▼

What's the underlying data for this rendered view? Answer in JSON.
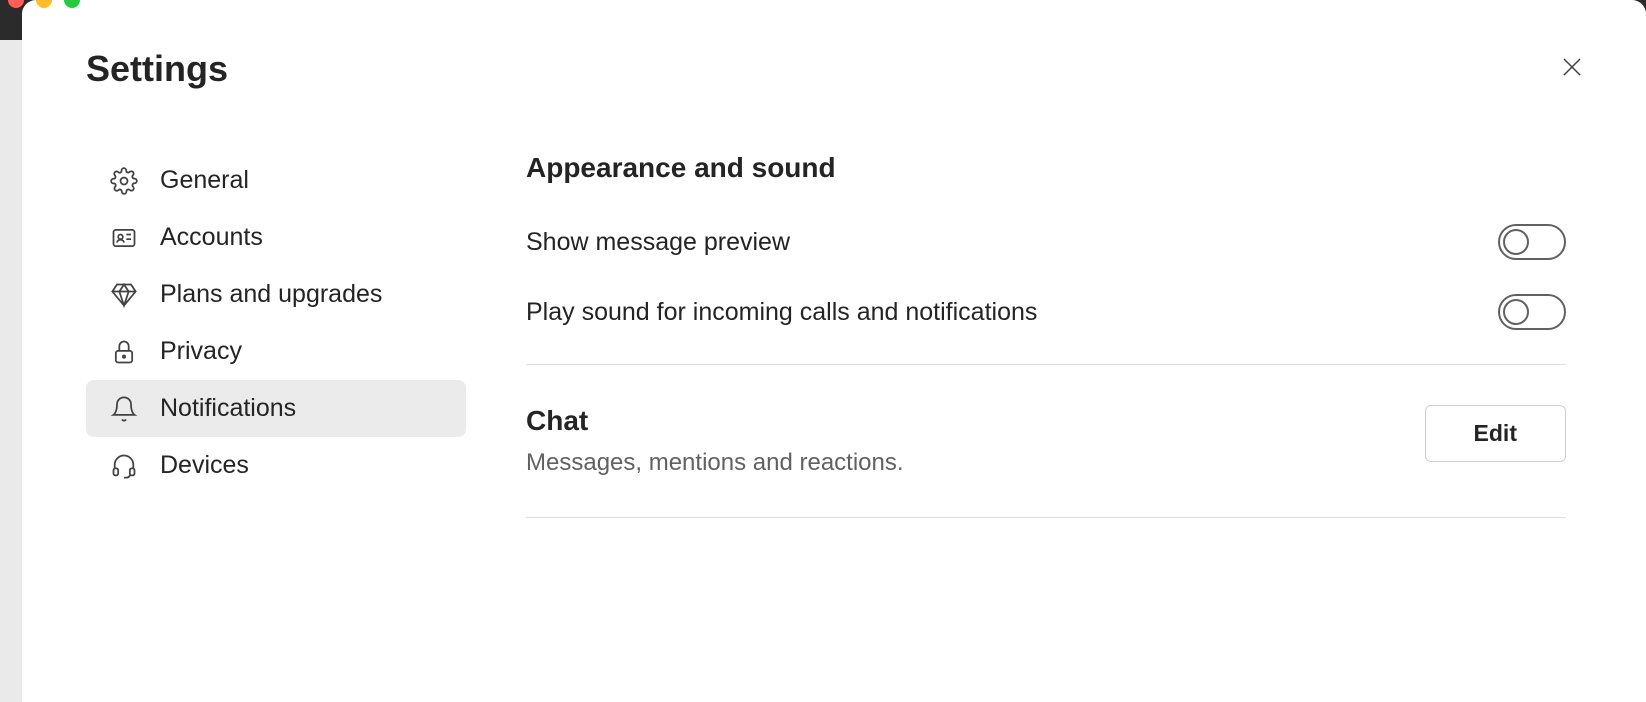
{
  "header": {
    "title": "Settings"
  },
  "sidebar": {
    "items": [
      {
        "label": "General",
        "active": false
      },
      {
        "label": "Accounts",
        "active": false
      },
      {
        "label": "Plans and upgrades",
        "active": false
      },
      {
        "label": "Privacy",
        "active": false
      },
      {
        "label": "Notifications",
        "active": true
      },
      {
        "label": "Devices",
        "active": false
      }
    ]
  },
  "content": {
    "section1": {
      "title": "Appearance and sound",
      "settings": [
        {
          "label": "Show message preview",
          "value": false
        },
        {
          "label": "Play sound for incoming calls and notifications",
          "value": false
        }
      ]
    },
    "section2": {
      "title": "Chat",
      "description": "Messages, mentions and reactions.",
      "action_label": "Edit"
    }
  }
}
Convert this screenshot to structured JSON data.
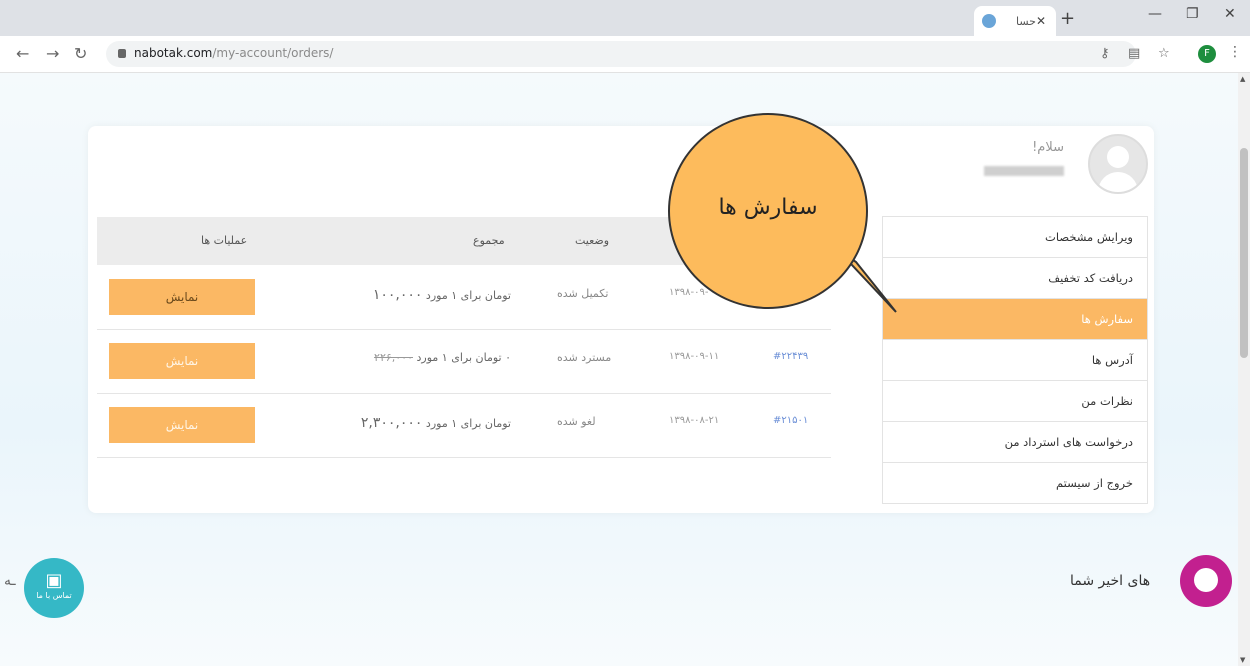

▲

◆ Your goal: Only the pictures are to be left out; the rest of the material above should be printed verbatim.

◆ Task answer:
What's the underlying data for this rendered view? Answer in JSON.
{
  "header": {
    "title": "Settings"
  },
  "sidebar": {
    "items": [
      {
        "label": "General",
        "active": false
      },
      {
        "label": "Accounts",
        "active": false
      },
      {
        "label": "Plans and upgrades",
        "active": false
      },
      {
        "label": "Privacy",
        "active": false
      },
      {
        "label": "Notifications",
        "active": true
      },
      {
        "label": "Devices",
        "active": false
      }
    ]
  },
  "content": {
    "section1": {
      "title": "Appearance and sound",
      "settings": [
        {
          "label": "Show message preview",
          "value": false
        },
        {
          "label": "Play sound for incoming calls and notifications",
          "value": false
        }
      ]
    },
    "section2": {
      "title": "Chat",
      "description": "Messages, mentions and reactions.",
      "action_label": "Edit"
    }
  }
}
Convert this screenshot to structured JSON data.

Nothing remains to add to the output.